***** Provided material

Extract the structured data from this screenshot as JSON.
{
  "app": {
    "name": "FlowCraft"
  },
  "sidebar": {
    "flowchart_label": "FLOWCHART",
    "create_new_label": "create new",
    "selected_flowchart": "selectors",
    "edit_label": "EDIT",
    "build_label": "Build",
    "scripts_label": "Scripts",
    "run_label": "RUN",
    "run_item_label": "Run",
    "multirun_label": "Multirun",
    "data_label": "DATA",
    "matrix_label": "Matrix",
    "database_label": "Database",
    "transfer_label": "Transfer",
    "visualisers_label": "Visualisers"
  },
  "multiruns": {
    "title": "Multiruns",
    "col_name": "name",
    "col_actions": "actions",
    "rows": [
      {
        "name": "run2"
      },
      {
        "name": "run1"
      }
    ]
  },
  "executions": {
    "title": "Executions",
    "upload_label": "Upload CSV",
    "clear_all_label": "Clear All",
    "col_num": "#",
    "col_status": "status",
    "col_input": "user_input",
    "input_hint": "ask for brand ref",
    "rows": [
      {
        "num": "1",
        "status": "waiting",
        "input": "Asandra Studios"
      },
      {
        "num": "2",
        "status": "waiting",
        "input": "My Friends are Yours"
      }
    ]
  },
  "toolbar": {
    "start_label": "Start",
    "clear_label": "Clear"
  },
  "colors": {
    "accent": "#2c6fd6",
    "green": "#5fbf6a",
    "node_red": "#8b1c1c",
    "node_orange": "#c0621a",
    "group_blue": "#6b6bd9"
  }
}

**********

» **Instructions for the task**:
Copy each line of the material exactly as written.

» **Solution to this problem**:
Extract the structured data from this screenshot as JSON.
{
  "app": {
    "name": "FlowCraft"
  },
  "sidebar": {
    "flowchart_label": "FLOWCHART",
    "create_new_label": "create new",
    "selected_flowchart": "selectors",
    "edit_label": "EDIT",
    "build_label": "Build",
    "scripts_label": "Scripts",
    "run_label": "RUN",
    "run_item_label": "Run",
    "multirun_label": "Multirun",
    "data_label": "DATA",
    "matrix_label": "Matrix",
    "database_label": "Database",
    "transfer_label": "Transfer",
    "visualisers_label": "Visualisers"
  },
  "multiruns": {
    "title": "Multiruns",
    "col_name": "name",
    "col_actions": "actions",
    "rows": [
      {
        "name": "run2"
      },
      {
        "name": "run1"
      }
    ]
  },
  "executions": {
    "title": "Executions",
    "upload_label": "Upload CSV",
    "clear_all_label": "Clear All",
    "col_num": "#",
    "col_status": "status",
    "col_input": "user_input",
    "input_hint": "ask for brand ref",
    "rows": [
      {
        "num": "1",
        "status": "waiting",
        "input": "Asandra Studios"
      },
      {
        "num": "2",
        "status": "waiting",
        "input": "My Friends are Yours"
      }
    ]
  },
  "toolbar": {
    "start_label": "Start",
    "clear_label": "Clear"
  },
  "colors": {
    "accent": "#2c6fd6",
    "green": "#5fbf6a",
    "node_red": "#8b1c1c",
    "node_orange": "#c0621a",
    "group_blue": "#6b6bd9"
  }
}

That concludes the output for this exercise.